Age Proud Bristol is an awareness campaign that challenges perceptions of older people in Bristol and encourages people to feel proud of their age and experiences
As a part of the Age Proud Bristol campaign, Bristol Ageing Better has gathered the views of a variety of inspirational people from across Bristol about their experiences and advice regarding later life. This article features Catherine Wescott (65), Creator of BS3 Helping Others and Zehra Haq (64), CEO of Dhek Bhal.
‘The average 65-year-old still has an awful lot to offer in terms of wisdom, passion, love, care and, most of all, time.’ says Catherine, who set up BS3 Helping Others after asking in a neighbourhood Facebook group whether anyone needed any help. Within 24 hours, she’d received 350 likes and 60 comments.
“We must learn to befriend all those whom we meet in our daily lives and never assume that they are ‘OK’. You can do this no matter how old or young you are and no matter where you are – at the bus stop, in a cafe, in a store,” says Catherine. “You’ve got something that someone else needs.”
Many older people develop close, supportive relationships with younger generations; from grandparents who look after their grandchildren to older people who volunteer through community groups. Catherine has formed bonds with younger people volunteering as a part of BS3 Helping Others. ‘Lots of youngsters are looking for the company and knowledge of adults and lots of adults are looking for the company of youngsters. We can help each other.’ says Catherine.

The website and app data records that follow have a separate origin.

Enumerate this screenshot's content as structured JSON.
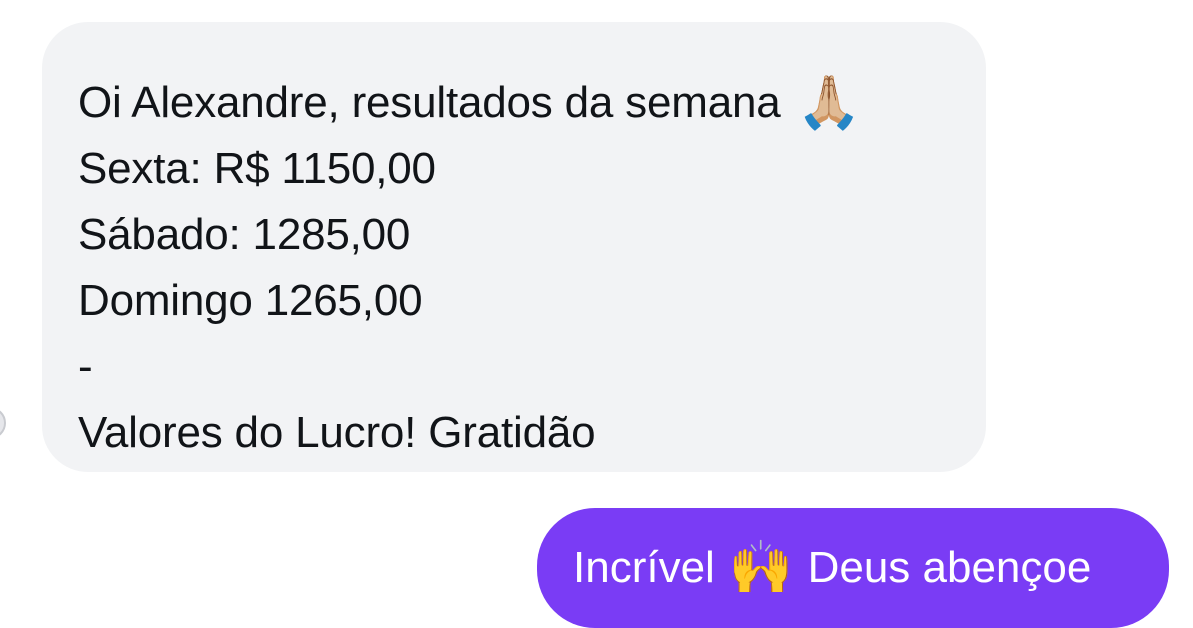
{
  "messages": {
    "received": {
      "greeting_text": "Oi Alexandre, resultados da semana",
      "greeting_emoji": "🙏🏼",
      "lines": [
        "Sexta: R$ 1150,00",
        "Sábado: 1285,00",
        "Domingo 1265,00",
        "-",
        "Valores do Lucro! Gratidão"
      ]
    },
    "sent": {
      "text_before": "Incrível",
      "emoji": "🙌",
      "text_after": "Deus abençoe"
    }
  },
  "colors": {
    "received_bubble": "#f2f3f5",
    "sent_bubble": "#7a3cf5",
    "text_dark": "#111418",
    "text_light": "#ffffff"
  },
  "icons": {
    "received_emoji": "folded-hands-icon",
    "sent_emoji": "raising-hands-icon"
  }
}
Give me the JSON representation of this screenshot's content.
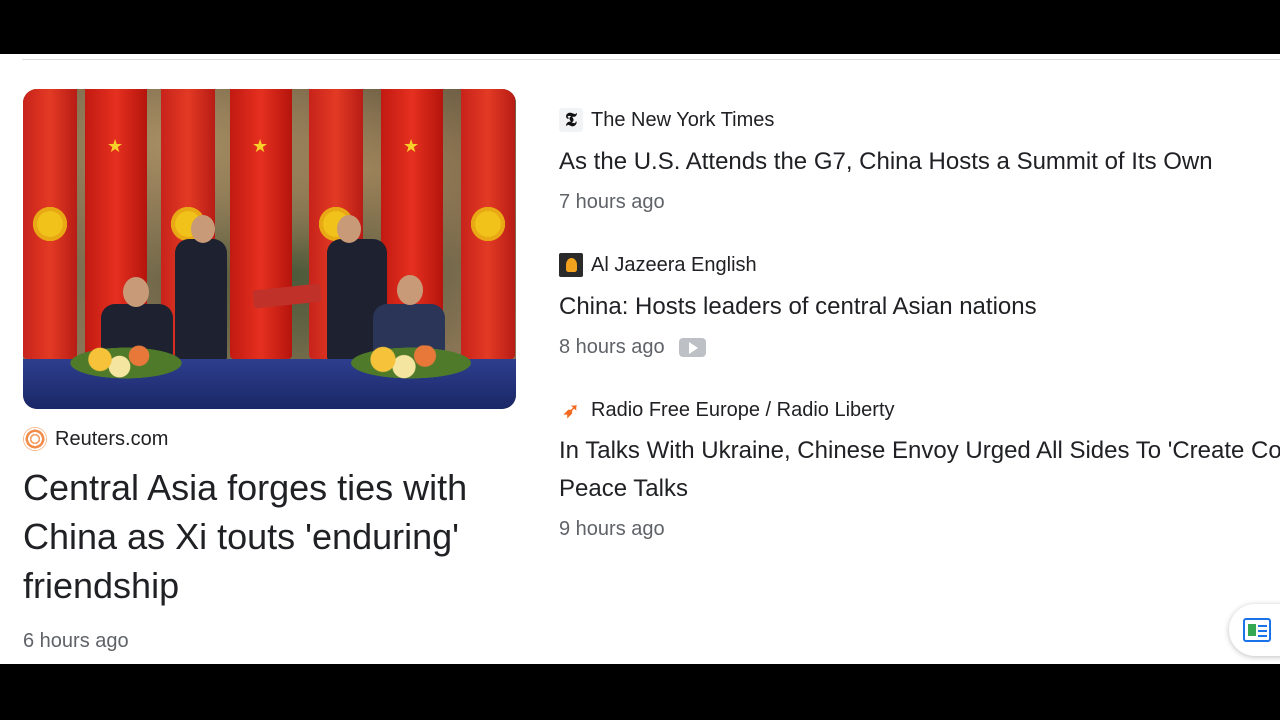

For Zehra, who works full time as the CEO of Dhek Bhal, supporting the community is her lifelong work. Dhek Bhal means ‘to take care of’, and Zehra has been either volunteering or working in Barton Hill since 1986. Zehra has always encouraged the older women she works with to have their say and to inform others. ‘I tell them, you are very lucky,’ says Zehra. ‘You have a lot of skills and knowledge you can contribute.’
Zehra believes it is important for younger and older people to interact and to recognise the contributions each side can bring to their community. In the past, Dhek Bhal has set up intergenerational activities and events with local schools. ‘I would like to see older people going into schools more,’ says Zehra. ‘If a school does a cookery class, let older people teach it and show what we can do. Create opportunities for conversations – I think conversations are very important in breaking down barriers and sharing life experience.’
As well as the contributions older people make in the workplace and volunteering, it is also important to recognise the unpaid caring roles that many older people undertake. Research from the national charity, Age UK, has shown that one in three people aged over 80 provides vital unpaid care for loved ones in the UK.
Top image: Catherine Wescott, aged 65, created BS3 Helping Others
This is the second article in a series of three, inspired by older people based in Bristol. Find out more about the Age Proud Bristol campaign by visiting www.agefriendlybristol.org.uk or search #AgeProudBristol on Twitter and take part in the conversation about ageism in Bristol.